These organs all play vital roles throughout the menstrual cycle, such as your egg being released from your ovaries, and travelling through your fallopian tubes to the uterus, where it awaits fertilisation – and if this occurs – is implanted. If there is any structural damage to your fallopian tubes, it can cause blockages, which can prevent the egg and sperm from meeting for the fertilisation process.
Additionally, if the structure of your uterus is abnormal, this can also cause infertility problems, as it may prevent the implantation process needed to create a healthy embryo and pregnancy. Other possible explanations of implantation failure are:

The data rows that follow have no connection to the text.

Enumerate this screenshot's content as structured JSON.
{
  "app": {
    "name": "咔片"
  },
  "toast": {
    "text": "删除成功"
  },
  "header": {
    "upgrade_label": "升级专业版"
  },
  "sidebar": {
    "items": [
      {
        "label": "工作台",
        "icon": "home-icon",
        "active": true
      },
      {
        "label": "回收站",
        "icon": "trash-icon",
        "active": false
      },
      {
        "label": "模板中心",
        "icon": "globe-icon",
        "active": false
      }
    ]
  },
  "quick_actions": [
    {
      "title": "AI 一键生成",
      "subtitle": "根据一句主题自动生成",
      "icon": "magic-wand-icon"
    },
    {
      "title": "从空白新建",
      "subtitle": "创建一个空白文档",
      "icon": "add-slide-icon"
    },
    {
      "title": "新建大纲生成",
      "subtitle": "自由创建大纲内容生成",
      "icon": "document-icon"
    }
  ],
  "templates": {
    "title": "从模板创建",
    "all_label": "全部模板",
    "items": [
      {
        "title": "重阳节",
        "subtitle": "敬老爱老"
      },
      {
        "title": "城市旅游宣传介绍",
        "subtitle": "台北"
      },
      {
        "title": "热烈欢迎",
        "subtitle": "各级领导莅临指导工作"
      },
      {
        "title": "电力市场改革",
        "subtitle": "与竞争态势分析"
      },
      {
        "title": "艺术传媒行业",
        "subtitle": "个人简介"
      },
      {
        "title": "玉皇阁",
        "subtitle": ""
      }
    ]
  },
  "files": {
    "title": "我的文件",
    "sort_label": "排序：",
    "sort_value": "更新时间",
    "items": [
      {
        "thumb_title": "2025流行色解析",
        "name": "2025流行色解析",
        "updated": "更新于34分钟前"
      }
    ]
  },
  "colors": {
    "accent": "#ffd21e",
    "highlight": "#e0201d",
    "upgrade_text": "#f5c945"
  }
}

- Defects in the embryo are either genetic or simply embryonic
- Endometrium Defects: A defect in the wall of your uterus

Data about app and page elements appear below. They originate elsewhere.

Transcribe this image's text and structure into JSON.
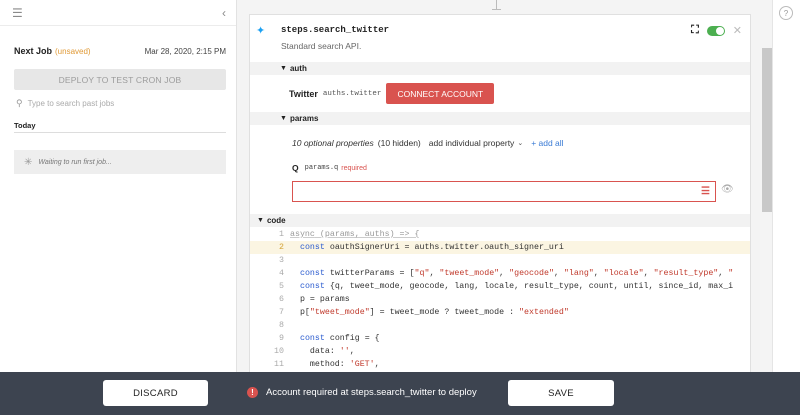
{
  "left_panel": {
    "next_job_label": "Next Job",
    "unsaved_label": "(unsaved)",
    "next_job_date": "Mar 28, 2020, 2:15 PM",
    "deploy_button": "DEPLOY TO TEST CRON JOB",
    "search_placeholder": "Type to search past jobs",
    "today_label": "Today",
    "waiting_text": "Waiting to run first job..."
  },
  "step": {
    "name": "steps.search_twitter",
    "description": "Standard search API.",
    "icon": "twitter-icon",
    "enabled": true
  },
  "auth": {
    "section_label": "auth",
    "service": "Twitter",
    "service_code": "auths.twitter",
    "connect_button": "CONNECT ACCOUNT"
  },
  "params": {
    "section_label": "params",
    "optional_props": "10 optional properties",
    "hidden": "(10 hidden)",
    "add_property": "add individual property",
    "add_all": "+ add all",
    "q_label": "Q",
    "q_path": "params.q",
    "q_required": "required",
    "q_value": ""
  },
  "code": {
    "section_label": "code",
    "lines": [
      {
        "n": "1",
        "t": "async (params, auths) => {"
      },
      {
        "n": "2",
        "t": "  const oauthSignerUri = auths.twitter.oauth_signer_uri"
      },
      {
        "n": "3",
        "t": ""
      },
      {
        "n": "4",
        "t": "  const twitterParams = [\"q\", \"tweet_mode\", \"geocode\", \"lang\", \"locale\", \"result_type\", \""
      },
      {
        "n": "5",
        "t": "  const {q, tweet_mode, geocode, lang, locale, result_type, count, until, since_id, max_i"
      },
      {
        "n": "6",
        "t": "  p = params"
      },
      {
        "n": "7",
        "t": "  p[\"tweet_mode\"] = tweet_mode ? tweet_mode : \"extended\""
      },
      {
        "n": "8",
        "t": ""
      },
      {
        "n": "9",
        "t": "  const config = {"
      },
      {
        "n": "10",
        "t": "    data: '',"
      },
      {
        "n": "11",
        "t": "    method: 'GET',"
      }
    ]
  },
  "bottom_bar": {
    "discard": "DISCARD",
    "warning": "Account required at steps.search_twitter to deploy",
    "save": "SAVE"
  },
  "colors": {
    "accent_red": "#d9534f",
    "twitter_blue": "#1da1f2",
    "toggle_green": "#4caf50",
    "bottom_bar": "#3d4450"
  }
}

- Hormone resistance, in particular, progesterone.
- Scar tissue in the endometrium.
Structural infertility problems can also be explained by scarring of the uterus, which can increase the risk of pregnancy loss. This scarring can be caused by several factors, such as surgery, infections, or possible previous injuries. Others experience the growth of noncancerous tissues such as uterine polyps, that grow on the lining of the uterus. Polyps occur when additional tissue grows on your uterus. However, sometimes tissue grows elsewhere in your reproductive system potentially blocking your fallopian tubes and preventing pregnancy.

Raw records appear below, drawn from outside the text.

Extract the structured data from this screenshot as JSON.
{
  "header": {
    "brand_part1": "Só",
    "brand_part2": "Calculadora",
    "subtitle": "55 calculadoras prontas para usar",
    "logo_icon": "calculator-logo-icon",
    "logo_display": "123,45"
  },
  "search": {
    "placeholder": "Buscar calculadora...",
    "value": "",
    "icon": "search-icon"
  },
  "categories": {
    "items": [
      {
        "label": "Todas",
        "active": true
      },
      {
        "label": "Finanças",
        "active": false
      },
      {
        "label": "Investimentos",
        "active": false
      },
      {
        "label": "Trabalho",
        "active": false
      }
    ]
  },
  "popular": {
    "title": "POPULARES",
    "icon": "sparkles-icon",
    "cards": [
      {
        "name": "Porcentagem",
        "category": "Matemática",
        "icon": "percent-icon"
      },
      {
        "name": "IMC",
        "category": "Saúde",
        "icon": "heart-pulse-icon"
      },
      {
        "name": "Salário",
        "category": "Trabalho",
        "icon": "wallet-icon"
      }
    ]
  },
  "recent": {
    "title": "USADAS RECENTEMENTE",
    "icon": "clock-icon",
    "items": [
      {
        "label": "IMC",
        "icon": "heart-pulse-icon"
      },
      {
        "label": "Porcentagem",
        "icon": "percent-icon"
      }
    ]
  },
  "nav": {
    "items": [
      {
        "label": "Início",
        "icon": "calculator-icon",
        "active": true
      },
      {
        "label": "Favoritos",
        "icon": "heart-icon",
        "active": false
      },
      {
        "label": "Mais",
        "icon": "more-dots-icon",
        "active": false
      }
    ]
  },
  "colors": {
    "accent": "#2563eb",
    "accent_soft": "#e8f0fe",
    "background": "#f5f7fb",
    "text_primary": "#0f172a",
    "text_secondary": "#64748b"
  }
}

Not too dissimilar from polyps, uterine fibroids are noncancerous tumours that affect as many as 25% of people with a uterus. They can cause symptoms such as heavy periods, intermenstrual bleeding, and pelvic pain. In some cases, depending on the location in which they grow, and whether they affect the shape of the uterus or cervix, fibroids can also cause infertility. They can also block the fallopian tubes interfering with the fertilisation and implantation process. Despite being less common than other causes of infertility, around 5-10% of infertile women and gender diverse people assigned female at birth are found to have uterine fibroids.
Endometriosis is a common reproductive health condition that affects around 1 in 10 women and people assigned female at birth, in which tissue that is similar to the lining of the womb starts to grow in other places, such as the ovaries and the fallopian tubes. This can also cause a number of life-altering symptoms, such as painful and heavy periods, pain during or after intercourse and pelvic pain. It is also another common cause of infertility, with research suggesting it is present in around 20-50% of infertility cases. The exact link between endometriosis and infertility is unknown. However, there are some theories that suggest that the tissue can also cause structural problems of the reproductive organs and also cause chemical changes in the lining of the uterus.
Infections & Auto-immune disorders
We are expected to contract a number of infections throughout our lives, and they can be present in any of the systems that help our body to survive. However, when considering your reproductive health system and infections, any untreated sexually transmitted infections may have serious consequences for your fertility. Infections such as chlamydia or gonorrhoea can cause scarring and blocking of your fallopian tubes. Additionally, if syphilis is left to develop, it can also cause stillbirth. There are also other forms of infections of the cervix with human papillomavirus (HPV) that could possibly cause infertility.
Dealing with Infertility
Experiencing infertility can be extremely challenging and can understandably take its toll on your mental wellbeing. Understanding your own body can help to equip you with the knowledge you need to make the right decisions for your health. At Hertility, we’re here to get you the answers you deserve and support you throughout your journey with our trusted experts. If you are struggling, please reach out to us – we’re always here to help.